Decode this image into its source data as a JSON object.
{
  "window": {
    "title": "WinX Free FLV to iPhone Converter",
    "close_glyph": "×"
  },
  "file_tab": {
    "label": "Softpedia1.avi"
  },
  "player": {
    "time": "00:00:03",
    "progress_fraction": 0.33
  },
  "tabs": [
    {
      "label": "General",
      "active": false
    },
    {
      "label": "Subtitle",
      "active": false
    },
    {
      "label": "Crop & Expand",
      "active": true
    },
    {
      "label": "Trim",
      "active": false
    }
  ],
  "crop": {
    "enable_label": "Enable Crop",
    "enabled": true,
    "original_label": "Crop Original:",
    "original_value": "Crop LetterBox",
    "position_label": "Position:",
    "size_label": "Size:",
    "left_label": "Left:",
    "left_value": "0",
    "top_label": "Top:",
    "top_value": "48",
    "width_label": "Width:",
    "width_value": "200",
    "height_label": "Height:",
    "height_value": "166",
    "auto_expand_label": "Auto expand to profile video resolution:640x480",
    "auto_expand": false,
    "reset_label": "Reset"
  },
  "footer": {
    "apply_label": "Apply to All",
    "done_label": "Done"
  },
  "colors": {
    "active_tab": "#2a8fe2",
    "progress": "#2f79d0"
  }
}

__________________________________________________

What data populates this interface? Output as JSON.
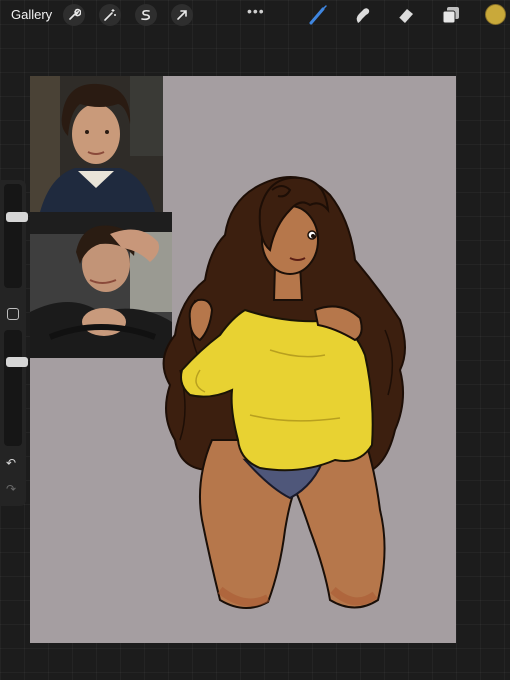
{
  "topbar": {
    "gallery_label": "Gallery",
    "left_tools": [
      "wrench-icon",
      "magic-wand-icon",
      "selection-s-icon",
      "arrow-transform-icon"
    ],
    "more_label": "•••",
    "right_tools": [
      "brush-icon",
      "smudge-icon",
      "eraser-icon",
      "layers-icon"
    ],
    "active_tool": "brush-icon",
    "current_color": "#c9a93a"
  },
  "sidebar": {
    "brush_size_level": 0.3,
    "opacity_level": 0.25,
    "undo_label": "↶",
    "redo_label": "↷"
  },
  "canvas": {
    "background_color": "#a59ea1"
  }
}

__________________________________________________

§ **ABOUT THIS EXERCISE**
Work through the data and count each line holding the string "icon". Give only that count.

§ **TASK OUTPUT**
9